(Task to carry out)
The expected output is every entry, copied exactly.

Items from an interface collection
□ □ □ □ □
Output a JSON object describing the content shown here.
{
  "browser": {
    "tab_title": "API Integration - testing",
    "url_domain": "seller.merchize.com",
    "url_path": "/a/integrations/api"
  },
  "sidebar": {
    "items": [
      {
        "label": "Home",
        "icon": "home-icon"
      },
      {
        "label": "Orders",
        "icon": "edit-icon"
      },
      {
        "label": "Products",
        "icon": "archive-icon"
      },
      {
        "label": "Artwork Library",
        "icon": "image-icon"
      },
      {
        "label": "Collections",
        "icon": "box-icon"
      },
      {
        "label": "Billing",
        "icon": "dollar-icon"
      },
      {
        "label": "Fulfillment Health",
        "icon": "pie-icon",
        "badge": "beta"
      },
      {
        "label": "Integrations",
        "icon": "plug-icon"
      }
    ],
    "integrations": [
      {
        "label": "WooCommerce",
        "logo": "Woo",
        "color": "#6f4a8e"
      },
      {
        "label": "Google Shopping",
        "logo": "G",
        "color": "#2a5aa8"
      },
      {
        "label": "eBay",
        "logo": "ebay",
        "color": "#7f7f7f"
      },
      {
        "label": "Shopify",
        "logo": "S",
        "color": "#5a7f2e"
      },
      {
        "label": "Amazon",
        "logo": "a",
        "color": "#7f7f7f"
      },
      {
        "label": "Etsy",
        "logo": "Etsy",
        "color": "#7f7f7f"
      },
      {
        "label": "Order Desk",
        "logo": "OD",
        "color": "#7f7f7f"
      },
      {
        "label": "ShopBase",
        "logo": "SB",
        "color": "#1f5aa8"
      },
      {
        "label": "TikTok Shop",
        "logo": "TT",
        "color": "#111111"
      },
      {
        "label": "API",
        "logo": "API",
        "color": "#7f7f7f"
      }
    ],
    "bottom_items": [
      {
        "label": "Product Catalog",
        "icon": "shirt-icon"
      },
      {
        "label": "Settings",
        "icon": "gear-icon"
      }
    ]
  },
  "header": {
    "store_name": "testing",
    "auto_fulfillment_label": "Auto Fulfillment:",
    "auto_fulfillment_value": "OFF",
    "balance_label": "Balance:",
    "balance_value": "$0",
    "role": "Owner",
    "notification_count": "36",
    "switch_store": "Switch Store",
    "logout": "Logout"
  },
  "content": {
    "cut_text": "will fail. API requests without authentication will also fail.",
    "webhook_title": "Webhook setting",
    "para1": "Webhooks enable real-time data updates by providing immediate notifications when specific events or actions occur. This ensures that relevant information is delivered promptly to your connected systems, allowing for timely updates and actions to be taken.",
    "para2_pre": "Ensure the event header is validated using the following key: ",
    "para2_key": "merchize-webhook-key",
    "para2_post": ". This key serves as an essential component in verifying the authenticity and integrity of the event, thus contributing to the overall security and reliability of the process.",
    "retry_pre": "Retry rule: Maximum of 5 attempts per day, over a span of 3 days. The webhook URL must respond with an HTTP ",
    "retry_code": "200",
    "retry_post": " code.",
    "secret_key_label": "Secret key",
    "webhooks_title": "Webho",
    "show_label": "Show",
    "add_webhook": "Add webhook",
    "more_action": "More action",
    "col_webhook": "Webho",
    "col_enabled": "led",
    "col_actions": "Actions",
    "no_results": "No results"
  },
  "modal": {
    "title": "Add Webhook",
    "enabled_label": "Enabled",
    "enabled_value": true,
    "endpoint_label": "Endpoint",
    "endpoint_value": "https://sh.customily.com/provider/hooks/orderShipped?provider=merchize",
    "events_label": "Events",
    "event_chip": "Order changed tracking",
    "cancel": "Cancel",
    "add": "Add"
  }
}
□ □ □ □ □
(Response below)
Output a JSON object describing the content shown here.
{
  "browser": {
    "tab_title": "API Integration - testing",
    "url_domain": "seller.merchize.com",
    "url_path": "/a/integrations/api"
  },
  "sidebar": {
    "items": [
      {
        "label": "Home",
        "icon": "home-icon"
      },
      {
        "label": "Orders",
        "icon": "edit-icon"
      },
      {
        "label": "Products",
        "icon": "archive-icon"
      },
      {
        "label": "Artwork Library",
        "icon": "image-icon"
      },
      {
        "label": "Collections",
        "icon": "box-icon"
      },
      {
        "label": "Billing",
        "icon": "dollar-icon"
      },
      {
        "label": "Fulfillment Health",
        "icon": "pie-icon",
        "badge": "beta"
      },
      {
        "label": "Integrations",
        "icon": "plug-icon"
      }
    ],
    "integrations": [
      {
        "label": "WooCommerce",
        "logo": "Woo",
        "color": "#6f4a8e"
      },
      {
        "label": "Google Shopping",
        "logo": "G",
        "color": "#2a5aa8"
      },
      {
        "label": "eBay",
        "logo": "ebay",
        "color": "#7f7f7f"
      },
      {
        "label": "Shopify",
        "logo": "S",
        "color": "#5a7f2e"
      },
      {
        "label": "Amazon",
        "logo": "a",
        "color": "#7f7f7f"
      },
      {
        "label": "Etsy",
        "logo": "Etsy",
        "color": "#7f7f7f"
      },
      {
        "label": "Order Desk",
        "logo": "OD",
        "color": "#7f7f7f"
      },
      {
        "label": "ShopBase",
        "logo": "SB",
        "color": "#1f5aa8"
      },
      {
        "label": "TikTok Shop",
        "logo": "TT",
        "color": "#111111"
      },
      {
        "label": "API",
        "logo": "API",
        "color": "#7f7f7f"
      }
    ],
    "bottom_items": [
      {
        "label": "Product Catalog",
        "icon": "shirt-icon"
      },
      {
        "label": "Settings",
        "icon": "gear-icon"
      }
    ]
  },
  "header": {
    "store_name": "testing",
    "auto_fulfillment_label": "Auto Fulfillment:",
    "auto_fulfillment_value": "OFF",
    "balance_label": "Balance:",
    "balance_value": "$0",
    "role": "Owner",
    "notification_count": "36",
    "switch_store": "Switch Store",
    "logout": "Logout"
  },
  "content": {
    "cut_text": "will fail. API requests without authentication will also fail.",
    "webhook_title": "Webhook setting",
    "para1": "Webhooks enable real-time data updates by providing immediate notifications when specific events or actions occur. This ensures that relevant information is delivered promptly to your connected systems, allowing for timely updates and actions to be taken.",
    "para2_pre": "Ensure the event header is validated using the following key: ",
    "para2_key": "merchize-webhook-key",
    "para2_post": ". This key serves as an essential component in verifying the authenticity and integrity of the event, thus contributing to the overall security and reliability of the process.",
    "retry_pre": "Retry rule: Maximum of 5 attempts per day, over a span of 3 days. The webhook URL must respond with an HTTP ",
    "retry_code": "200",
    "retry_post": " code.",
    "secret_key_label": "Secret key",
    "webhooks_title": "Webho",
    "show_label": "Show",
    "add_webhook": "Add webhook",
    "more_action": "More action",
    "col_webhook": "Webho",
    "col_enabled": "led",
    "col_actions": "Actions",
    "no_results": "No results"
  },
  "modal": {
    "title": "Add Webhook",
    "enabled_label": "Enabled",
    "enabled_value": true,
    "endpoint_label": "Endpoint",
    "endpoint_value": "https://sh.customily.com/provider/hooks/orderShipped?provider=merchize",
    "events_label": "Events",
    "event_chip": "Order changed tracking",
    "cancel": "Cancel",
    "add": "Add"
  }
}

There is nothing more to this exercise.